#### Your instructions:
Search the listing for the string "prompt". Copy every line that has it.

#### Information shown:

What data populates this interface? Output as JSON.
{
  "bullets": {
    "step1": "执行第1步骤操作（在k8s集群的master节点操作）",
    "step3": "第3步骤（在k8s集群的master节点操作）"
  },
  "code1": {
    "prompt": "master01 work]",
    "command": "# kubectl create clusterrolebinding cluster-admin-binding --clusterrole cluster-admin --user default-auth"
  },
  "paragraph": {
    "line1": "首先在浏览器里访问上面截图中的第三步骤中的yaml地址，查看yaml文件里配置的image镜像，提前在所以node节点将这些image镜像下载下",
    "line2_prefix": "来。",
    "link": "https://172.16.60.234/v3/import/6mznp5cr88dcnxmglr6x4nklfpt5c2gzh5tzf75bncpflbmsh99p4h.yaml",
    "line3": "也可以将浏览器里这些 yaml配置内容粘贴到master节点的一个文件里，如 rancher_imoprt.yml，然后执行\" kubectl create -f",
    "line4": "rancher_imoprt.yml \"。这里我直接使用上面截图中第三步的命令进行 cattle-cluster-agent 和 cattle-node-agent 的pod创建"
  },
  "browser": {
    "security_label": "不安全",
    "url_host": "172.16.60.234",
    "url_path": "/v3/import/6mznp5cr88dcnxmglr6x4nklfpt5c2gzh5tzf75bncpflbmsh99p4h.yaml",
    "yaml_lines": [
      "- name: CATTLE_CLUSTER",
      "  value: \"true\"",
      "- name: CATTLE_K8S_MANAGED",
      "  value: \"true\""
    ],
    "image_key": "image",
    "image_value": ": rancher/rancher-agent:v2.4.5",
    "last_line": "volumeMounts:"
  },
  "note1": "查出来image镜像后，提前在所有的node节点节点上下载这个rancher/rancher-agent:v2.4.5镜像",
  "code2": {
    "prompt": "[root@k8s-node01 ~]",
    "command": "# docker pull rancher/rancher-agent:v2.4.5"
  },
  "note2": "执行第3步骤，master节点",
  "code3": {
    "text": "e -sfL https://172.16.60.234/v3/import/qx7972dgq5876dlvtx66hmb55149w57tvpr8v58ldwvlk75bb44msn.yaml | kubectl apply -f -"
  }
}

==

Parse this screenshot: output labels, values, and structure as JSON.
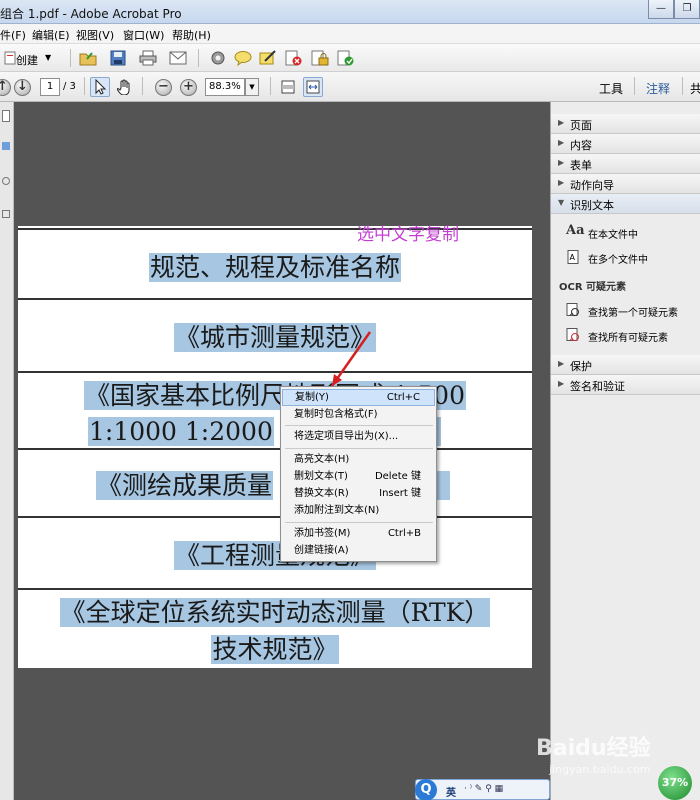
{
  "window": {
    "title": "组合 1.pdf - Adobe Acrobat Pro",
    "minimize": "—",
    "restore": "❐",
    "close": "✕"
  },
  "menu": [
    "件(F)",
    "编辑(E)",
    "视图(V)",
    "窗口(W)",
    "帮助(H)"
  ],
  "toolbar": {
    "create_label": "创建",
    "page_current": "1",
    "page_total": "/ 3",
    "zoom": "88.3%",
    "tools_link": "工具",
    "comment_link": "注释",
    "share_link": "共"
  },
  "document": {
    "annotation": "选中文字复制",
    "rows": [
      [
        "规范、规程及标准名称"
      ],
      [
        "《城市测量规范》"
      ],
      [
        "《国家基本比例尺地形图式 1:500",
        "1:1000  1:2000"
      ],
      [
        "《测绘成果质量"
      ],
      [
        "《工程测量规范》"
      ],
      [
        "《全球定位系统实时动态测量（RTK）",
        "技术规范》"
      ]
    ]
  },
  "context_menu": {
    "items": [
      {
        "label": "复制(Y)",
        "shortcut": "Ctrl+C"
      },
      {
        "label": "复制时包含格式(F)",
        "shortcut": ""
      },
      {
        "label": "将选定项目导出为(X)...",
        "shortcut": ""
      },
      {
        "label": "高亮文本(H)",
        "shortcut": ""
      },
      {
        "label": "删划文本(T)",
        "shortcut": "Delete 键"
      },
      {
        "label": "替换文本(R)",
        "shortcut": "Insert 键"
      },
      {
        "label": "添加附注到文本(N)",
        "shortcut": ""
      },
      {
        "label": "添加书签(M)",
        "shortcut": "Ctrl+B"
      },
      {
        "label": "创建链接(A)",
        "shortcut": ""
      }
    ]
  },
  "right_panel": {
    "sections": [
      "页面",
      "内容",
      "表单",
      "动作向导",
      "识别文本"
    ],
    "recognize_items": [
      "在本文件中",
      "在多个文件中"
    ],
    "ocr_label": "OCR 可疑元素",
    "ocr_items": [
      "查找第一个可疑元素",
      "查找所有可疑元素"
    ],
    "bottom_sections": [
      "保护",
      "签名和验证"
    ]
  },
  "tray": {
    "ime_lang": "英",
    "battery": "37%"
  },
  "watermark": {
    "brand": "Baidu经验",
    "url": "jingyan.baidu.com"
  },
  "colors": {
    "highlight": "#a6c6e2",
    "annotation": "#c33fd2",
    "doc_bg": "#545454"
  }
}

#### Reply to the task:
    "prompt": "master01 work]",
    "prompt": "[root@k8s-node01 ~]",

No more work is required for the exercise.